Coca-Cola wants to make weed-infused drinks

Roman Schwartz
September 21, 2018

Coca-Cola is reportedly in talks with a Canada-based cannabis producer to make marijuana-infused beverages to help ease drinkers' inflammation and pain, according to a new report from BNN Bloomberg.

As of September 2018, Coca-Cola was in talks with Aurora Cannabis over the production of cannabis-infused beverages.

The burgeoning industry has created a demand for edible products infused with cannabidol (CBD) - the non-psychoactive constituent part of cannabis that can be used to limit pain, according to some experts.

"It was only a matter of time before the major beverage companies came in, not only from the alcohol but the Coca-Cola, Pepsi Cola side of the fence", Booth told BNN Bloomberg Monday.

All the interest from big name alcohol and beverage companies can only benefit the cannabis space, says Booth, Aurora's CEO. "No decisions have been made at this time".

DeSean Jackson: Ryan Fitzpatrick should remain starter over Jameis Winston
While a student at Florida State, Winston was accused of sexual assault, but prosecutors declined to filed charges. He was never charged, but settled a civil lawsuit with Kinsman in 2016.

Wells Fargo analyst Bonnie Herzog called the news "an exciting potential development" as it would take Coke into another fast-growing healthier segment following last month's $5.1 billion deal for Costa Coffee and expand cannabis-infused drinks in the area of functional wellness products.

These reports prompted several inquiries from readers about the veracity of claims that Coca-Cola was already in negotiations over a beverage that would contain CBD (cannabidiol).

American companies interested in making a play in the cannabis space can try things out in Canada without risking doing something illegal at home.

Trading in Aurora shares was halted pending the comments by the company. The Company's policy is not to comment on speculative media reports.
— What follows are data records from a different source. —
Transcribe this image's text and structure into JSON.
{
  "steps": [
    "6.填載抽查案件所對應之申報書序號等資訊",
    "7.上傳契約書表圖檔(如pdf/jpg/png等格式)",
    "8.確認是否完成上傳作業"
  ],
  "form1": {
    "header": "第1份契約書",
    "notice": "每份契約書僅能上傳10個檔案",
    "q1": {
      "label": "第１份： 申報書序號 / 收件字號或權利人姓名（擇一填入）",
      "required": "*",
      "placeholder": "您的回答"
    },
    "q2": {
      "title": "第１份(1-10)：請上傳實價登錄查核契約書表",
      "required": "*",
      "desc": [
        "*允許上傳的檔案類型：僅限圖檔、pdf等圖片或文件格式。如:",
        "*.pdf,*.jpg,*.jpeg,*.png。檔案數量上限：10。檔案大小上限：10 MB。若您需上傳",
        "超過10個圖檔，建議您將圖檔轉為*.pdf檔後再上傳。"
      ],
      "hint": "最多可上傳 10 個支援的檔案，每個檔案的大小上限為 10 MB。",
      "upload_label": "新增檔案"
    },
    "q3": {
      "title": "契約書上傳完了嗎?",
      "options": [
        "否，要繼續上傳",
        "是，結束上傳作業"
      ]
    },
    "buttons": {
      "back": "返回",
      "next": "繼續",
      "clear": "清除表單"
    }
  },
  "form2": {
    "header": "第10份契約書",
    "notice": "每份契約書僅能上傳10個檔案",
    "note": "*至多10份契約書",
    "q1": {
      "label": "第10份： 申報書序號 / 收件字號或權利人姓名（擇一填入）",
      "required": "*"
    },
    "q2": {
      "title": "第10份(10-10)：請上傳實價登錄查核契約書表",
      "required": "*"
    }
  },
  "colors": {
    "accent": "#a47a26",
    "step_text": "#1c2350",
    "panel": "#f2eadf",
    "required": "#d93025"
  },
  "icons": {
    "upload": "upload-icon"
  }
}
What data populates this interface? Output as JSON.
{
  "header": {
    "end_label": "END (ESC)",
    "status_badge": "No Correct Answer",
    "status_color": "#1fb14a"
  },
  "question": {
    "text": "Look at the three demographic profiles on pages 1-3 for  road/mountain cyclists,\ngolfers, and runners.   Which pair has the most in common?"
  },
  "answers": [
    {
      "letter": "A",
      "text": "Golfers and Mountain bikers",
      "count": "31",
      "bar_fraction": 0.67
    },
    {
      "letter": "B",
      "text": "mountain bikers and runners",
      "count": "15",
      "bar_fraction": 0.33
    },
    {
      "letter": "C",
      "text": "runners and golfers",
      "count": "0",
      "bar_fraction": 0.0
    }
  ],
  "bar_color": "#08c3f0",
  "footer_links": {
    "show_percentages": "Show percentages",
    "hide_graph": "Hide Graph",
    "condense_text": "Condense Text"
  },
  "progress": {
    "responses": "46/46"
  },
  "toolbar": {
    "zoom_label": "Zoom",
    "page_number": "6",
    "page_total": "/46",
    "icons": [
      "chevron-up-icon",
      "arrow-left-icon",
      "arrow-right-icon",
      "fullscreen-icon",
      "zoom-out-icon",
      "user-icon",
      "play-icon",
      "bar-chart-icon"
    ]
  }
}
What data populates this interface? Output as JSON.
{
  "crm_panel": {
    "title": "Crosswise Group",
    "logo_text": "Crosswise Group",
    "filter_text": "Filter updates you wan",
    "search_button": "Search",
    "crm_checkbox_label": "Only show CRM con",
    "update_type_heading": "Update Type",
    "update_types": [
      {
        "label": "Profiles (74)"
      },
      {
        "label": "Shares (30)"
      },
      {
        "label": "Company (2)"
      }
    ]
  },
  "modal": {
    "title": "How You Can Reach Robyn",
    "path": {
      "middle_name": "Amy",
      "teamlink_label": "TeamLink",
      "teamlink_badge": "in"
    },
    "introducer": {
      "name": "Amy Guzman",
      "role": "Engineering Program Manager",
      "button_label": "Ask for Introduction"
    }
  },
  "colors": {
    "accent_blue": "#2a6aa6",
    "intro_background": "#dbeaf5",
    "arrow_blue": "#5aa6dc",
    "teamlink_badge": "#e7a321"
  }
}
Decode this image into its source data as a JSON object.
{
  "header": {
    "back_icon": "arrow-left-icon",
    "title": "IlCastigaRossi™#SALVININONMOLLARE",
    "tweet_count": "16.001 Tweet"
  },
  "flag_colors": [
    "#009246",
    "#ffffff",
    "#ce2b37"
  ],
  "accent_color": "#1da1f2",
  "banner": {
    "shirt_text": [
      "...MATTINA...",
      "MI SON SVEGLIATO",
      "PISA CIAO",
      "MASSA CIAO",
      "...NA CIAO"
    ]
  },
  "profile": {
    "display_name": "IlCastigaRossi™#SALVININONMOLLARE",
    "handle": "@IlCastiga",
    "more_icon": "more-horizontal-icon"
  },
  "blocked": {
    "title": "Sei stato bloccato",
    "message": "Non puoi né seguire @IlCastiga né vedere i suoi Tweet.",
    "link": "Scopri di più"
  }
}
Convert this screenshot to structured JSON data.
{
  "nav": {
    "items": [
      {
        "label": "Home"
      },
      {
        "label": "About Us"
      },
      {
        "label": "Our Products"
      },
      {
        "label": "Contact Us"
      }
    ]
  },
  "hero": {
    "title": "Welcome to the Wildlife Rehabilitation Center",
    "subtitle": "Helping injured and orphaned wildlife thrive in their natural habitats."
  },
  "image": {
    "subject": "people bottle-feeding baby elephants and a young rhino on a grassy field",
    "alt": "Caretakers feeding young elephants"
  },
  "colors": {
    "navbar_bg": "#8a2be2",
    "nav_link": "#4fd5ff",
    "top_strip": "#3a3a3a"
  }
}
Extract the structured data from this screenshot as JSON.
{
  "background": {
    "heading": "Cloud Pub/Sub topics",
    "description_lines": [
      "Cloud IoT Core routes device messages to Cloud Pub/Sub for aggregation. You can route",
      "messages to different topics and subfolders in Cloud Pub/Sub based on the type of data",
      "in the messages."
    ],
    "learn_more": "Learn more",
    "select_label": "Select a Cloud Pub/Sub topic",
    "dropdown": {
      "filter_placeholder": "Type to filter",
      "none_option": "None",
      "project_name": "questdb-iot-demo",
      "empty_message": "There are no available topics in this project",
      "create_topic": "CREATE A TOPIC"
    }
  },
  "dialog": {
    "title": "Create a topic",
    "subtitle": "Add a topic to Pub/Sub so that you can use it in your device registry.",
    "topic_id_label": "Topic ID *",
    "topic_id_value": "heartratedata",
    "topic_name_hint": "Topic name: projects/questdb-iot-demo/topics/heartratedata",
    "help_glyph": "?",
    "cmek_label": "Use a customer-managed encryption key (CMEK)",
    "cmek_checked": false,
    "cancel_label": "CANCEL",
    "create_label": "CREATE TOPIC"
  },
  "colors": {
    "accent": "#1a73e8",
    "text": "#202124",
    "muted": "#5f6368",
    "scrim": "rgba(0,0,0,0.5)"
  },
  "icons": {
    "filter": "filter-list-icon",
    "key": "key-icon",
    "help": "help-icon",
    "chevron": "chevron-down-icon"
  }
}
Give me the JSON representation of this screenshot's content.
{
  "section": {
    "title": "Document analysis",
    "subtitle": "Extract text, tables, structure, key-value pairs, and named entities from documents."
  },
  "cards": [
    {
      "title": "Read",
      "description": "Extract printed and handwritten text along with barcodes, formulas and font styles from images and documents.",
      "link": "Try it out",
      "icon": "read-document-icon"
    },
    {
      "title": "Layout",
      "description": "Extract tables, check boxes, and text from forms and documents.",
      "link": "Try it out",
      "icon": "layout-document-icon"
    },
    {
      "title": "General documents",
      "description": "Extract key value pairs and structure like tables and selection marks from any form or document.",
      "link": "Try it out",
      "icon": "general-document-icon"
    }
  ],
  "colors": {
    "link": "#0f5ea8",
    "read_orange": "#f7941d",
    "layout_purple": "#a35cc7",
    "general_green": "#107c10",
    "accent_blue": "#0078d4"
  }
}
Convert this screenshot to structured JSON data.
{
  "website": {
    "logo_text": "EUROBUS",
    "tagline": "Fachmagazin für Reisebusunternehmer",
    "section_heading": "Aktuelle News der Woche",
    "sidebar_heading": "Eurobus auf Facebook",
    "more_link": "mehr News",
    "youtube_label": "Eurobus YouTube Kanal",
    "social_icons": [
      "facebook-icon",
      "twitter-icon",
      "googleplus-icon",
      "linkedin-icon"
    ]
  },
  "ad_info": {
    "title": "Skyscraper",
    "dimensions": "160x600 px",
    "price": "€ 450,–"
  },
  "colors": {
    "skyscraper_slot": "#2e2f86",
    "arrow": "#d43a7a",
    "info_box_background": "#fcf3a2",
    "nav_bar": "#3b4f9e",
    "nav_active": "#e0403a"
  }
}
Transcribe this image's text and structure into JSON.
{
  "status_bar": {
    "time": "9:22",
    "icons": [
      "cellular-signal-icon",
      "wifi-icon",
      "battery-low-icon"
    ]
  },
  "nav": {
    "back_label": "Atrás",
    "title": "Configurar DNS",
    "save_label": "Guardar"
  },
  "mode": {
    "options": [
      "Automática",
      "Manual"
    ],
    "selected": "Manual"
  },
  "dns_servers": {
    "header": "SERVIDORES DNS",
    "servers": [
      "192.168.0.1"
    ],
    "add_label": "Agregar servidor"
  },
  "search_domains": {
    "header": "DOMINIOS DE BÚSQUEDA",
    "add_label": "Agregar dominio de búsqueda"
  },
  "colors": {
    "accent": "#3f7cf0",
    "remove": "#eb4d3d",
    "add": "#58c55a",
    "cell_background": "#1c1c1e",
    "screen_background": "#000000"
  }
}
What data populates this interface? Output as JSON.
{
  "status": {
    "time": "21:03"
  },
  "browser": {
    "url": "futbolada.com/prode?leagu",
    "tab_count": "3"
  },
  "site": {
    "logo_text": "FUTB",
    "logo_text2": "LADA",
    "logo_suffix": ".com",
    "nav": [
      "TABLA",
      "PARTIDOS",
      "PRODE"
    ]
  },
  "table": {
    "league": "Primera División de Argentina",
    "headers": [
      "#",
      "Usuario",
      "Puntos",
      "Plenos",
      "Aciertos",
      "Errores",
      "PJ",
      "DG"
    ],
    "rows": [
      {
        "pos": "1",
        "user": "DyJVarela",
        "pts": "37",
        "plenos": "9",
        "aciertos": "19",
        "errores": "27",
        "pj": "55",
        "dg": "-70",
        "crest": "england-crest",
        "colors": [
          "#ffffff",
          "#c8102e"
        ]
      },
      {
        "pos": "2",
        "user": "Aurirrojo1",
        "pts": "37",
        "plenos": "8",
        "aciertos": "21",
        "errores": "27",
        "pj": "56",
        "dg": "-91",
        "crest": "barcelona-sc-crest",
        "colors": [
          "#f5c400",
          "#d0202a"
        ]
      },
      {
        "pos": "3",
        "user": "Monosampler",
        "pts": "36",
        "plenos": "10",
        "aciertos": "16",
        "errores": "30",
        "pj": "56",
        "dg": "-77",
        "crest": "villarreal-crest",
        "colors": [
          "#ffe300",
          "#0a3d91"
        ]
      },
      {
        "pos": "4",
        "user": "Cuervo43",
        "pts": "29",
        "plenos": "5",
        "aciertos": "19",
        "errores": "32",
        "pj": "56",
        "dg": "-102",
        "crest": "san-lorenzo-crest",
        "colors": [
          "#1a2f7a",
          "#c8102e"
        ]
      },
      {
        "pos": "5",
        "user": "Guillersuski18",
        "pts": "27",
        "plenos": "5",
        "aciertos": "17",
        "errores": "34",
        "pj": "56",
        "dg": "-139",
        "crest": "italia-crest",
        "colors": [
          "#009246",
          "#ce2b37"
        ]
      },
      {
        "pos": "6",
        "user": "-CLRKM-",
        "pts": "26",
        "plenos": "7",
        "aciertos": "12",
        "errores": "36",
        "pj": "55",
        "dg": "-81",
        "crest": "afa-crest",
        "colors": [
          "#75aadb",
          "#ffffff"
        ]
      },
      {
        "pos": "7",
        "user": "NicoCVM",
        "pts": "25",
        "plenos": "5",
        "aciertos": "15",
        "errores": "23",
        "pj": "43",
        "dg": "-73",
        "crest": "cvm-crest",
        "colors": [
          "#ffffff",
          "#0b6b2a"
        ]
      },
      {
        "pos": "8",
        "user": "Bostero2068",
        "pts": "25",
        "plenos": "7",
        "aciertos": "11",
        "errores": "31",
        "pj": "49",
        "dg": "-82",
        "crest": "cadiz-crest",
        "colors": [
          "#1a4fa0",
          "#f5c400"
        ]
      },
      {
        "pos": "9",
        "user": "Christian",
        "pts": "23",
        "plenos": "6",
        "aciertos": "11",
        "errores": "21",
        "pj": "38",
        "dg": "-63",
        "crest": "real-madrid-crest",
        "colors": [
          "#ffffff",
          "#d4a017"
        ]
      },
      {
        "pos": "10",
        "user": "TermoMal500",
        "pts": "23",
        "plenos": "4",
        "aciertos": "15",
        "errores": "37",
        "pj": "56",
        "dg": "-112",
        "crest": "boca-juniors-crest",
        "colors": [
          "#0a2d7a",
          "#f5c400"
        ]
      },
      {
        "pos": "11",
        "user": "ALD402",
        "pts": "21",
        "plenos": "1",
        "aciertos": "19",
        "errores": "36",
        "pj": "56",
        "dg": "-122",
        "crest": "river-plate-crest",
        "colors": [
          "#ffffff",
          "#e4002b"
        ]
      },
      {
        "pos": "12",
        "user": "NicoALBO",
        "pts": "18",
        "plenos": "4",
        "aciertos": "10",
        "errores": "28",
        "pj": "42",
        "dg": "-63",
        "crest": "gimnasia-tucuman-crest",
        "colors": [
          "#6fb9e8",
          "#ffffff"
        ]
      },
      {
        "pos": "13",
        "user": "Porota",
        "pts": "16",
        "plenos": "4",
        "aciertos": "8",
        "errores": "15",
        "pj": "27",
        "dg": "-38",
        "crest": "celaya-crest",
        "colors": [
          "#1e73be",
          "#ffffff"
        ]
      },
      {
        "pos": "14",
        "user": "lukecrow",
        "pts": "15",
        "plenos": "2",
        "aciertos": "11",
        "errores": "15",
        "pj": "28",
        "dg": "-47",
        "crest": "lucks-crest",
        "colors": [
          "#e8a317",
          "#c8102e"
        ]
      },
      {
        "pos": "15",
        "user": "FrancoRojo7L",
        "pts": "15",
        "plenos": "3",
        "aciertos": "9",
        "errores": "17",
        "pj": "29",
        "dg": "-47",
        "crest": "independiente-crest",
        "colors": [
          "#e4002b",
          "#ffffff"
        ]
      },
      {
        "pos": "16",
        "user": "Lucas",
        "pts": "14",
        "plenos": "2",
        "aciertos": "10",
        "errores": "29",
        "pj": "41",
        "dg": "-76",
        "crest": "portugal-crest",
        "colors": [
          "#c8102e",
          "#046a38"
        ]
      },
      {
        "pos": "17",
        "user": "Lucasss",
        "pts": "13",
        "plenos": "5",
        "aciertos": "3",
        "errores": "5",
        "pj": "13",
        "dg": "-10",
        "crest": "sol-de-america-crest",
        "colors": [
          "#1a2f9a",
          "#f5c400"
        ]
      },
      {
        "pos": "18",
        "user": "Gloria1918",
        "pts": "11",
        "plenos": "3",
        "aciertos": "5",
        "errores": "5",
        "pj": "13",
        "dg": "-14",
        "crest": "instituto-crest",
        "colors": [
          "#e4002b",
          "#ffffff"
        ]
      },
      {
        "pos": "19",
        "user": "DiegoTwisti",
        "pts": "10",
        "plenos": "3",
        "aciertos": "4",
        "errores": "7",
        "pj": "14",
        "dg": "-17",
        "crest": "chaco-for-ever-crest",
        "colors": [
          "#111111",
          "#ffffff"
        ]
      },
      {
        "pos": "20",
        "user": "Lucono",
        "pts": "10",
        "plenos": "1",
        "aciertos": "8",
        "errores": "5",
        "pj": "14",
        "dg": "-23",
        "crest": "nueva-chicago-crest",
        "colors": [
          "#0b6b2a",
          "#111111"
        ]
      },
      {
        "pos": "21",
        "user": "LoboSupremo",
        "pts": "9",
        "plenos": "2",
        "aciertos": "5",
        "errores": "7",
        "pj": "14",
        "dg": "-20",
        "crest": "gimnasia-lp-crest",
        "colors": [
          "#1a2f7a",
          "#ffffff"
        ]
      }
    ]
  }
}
Coca Cola's statement shows the company has learned from its past missteps picking up on new drink trends, said Ali Dibadj, a senior analyst at AllianceBernstein with an expertise in US beverage and snack food companies.

Other reports by

Discuss This Article